A Brief History of polyval
When I first started working at MathWorks, there were already a few functions in MATLAB for working with polynomials. One of these, polyval, for polynomial evaluation, used one algorithm, based on Horner's rule, known for its efficiency, especially suitable for embedded controller environments. After a customer wondered why the function took so long to evaluate a given polynomial for a scalar input value x, we updated polyval to use a faster algorithm for the scalar case, and that algorithm uses the function filter. I thought I'd discuss a few more details here.
Note: since I wrote this post (but before I published it) there was a discussion on the newsgroup about this same topic. Be sure to read the reply from John D'Errico.
Let's first look at the code for evaluating a polynomial for multiple values of input x. Here's the relevant portion of polyval, nc is the length of the vector representing the polynomial (one more than the polynomial degree).
dbtype polyval 62:67
62 % Use Horner's method for general case where X is an array. 63 y = zeros(siz_x, superiorfloat(x,p)); 64 if nc>0, y(:) = p(1); end 65 for i=2:nc 66 y = x .* y + p(i); 67 end
Here's what a general polynomial looks like:
This equation can be rewritten like this,
and is the basis for evaluating the polynomial for an array x. Notice that the formula basically starts with the coefficient of the highest degree (named ) multiplied by x, then adds the next coefficient, multiplies that result by x again, adds the next coefficient, and so on, until reaching the final coefficient (the constant term, for ). In this formulation, we never need to explicitly create all the powers of x to evaluate the polynomial.
The Scalar Case, Using filter
Here's the code for the scalar evalation case using the function filter.
dbtype polyval 52:53
52 y = filter(1,[1 -x],p); 53 y = y(nc);
It may not, at first glance, appear relevant to polynomial evaluation. However, taking a close look at the mathematics reveals that it indeed can be useful. First, let's examine the filter formula. In this version, the coefficients for a have been normalized so a(1) = 1 (which is true for the inputs to filter you've just seen).
Now, let's try a small example. Suppose we want to evaluate the same third degree polynomial I used in another set of posts recently.
p = [1 0 1 -1];
When you call filter like this y = filter(b,a,x), the results are
Looking again at the polyval code, use these substitutions for the inputs to filter: b = 1, a = [1 -x], and x = p. We evaluate the filter for the values p, the polynomial coefficients! Let's do a little math to see why filter works. Following the formula for the output of the function filter, and assuming p(0) = 0, we can find the first output.

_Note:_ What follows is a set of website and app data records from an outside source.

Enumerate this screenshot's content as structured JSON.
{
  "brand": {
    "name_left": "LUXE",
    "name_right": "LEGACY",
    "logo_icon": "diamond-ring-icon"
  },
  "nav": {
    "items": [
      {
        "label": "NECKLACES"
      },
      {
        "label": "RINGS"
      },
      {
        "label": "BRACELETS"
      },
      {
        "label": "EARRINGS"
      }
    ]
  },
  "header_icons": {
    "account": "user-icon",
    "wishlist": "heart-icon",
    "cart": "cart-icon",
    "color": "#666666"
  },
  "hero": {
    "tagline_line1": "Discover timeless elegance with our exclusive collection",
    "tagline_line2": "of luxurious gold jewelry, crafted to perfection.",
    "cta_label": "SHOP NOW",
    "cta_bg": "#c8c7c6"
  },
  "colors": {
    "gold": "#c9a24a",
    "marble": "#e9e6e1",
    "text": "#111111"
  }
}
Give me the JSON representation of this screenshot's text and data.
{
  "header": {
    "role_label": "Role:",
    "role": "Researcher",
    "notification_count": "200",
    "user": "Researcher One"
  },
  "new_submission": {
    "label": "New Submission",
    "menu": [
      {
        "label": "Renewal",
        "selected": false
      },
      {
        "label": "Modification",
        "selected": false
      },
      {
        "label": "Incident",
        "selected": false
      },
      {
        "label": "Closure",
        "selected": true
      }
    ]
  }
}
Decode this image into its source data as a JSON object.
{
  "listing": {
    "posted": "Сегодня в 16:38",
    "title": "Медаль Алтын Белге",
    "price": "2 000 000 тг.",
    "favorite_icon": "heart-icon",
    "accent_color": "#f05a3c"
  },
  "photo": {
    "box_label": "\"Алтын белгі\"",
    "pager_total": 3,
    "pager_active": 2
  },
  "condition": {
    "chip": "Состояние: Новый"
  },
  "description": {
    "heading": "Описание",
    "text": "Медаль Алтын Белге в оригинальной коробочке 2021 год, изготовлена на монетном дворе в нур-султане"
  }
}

And here are the rest, going up to the final coefficient in our example.
It sure looks like the final answer here is the polynomial p evaluated at x.
How Close are the Algorithms?
Numerically, the two algorithms end up being essentially the same.
x = 0:0.001:1; resultArray = polyval(p,x); resultScalar = zeros(size(x)); for index = 1:numel(x) resultScalar(index) = polyval(p,x(index)); end allequal = isequal(resultArray,resultScalar)
allequal = 1
I mentioned we made this change for speed. This particular code is tricky to check timing since, especially if the polynomial degree is small, the number of mathematic operations can be swamped by the timing mechanism. When computers were slower, and before we increased performance of for-loops in MATLAB, measuring the performance differences between these code alternatives was much easier than it is today.
Do you try to write your code as one size fits all, or do you create code in which you switch algorithms or implementations, such as we've seen in polyval, to account for different conditions such as array size? I'd love to hear more about your experiences with these ideas here.
To leave a comment, please click here to sign in to your MathWorks Account or create a new one.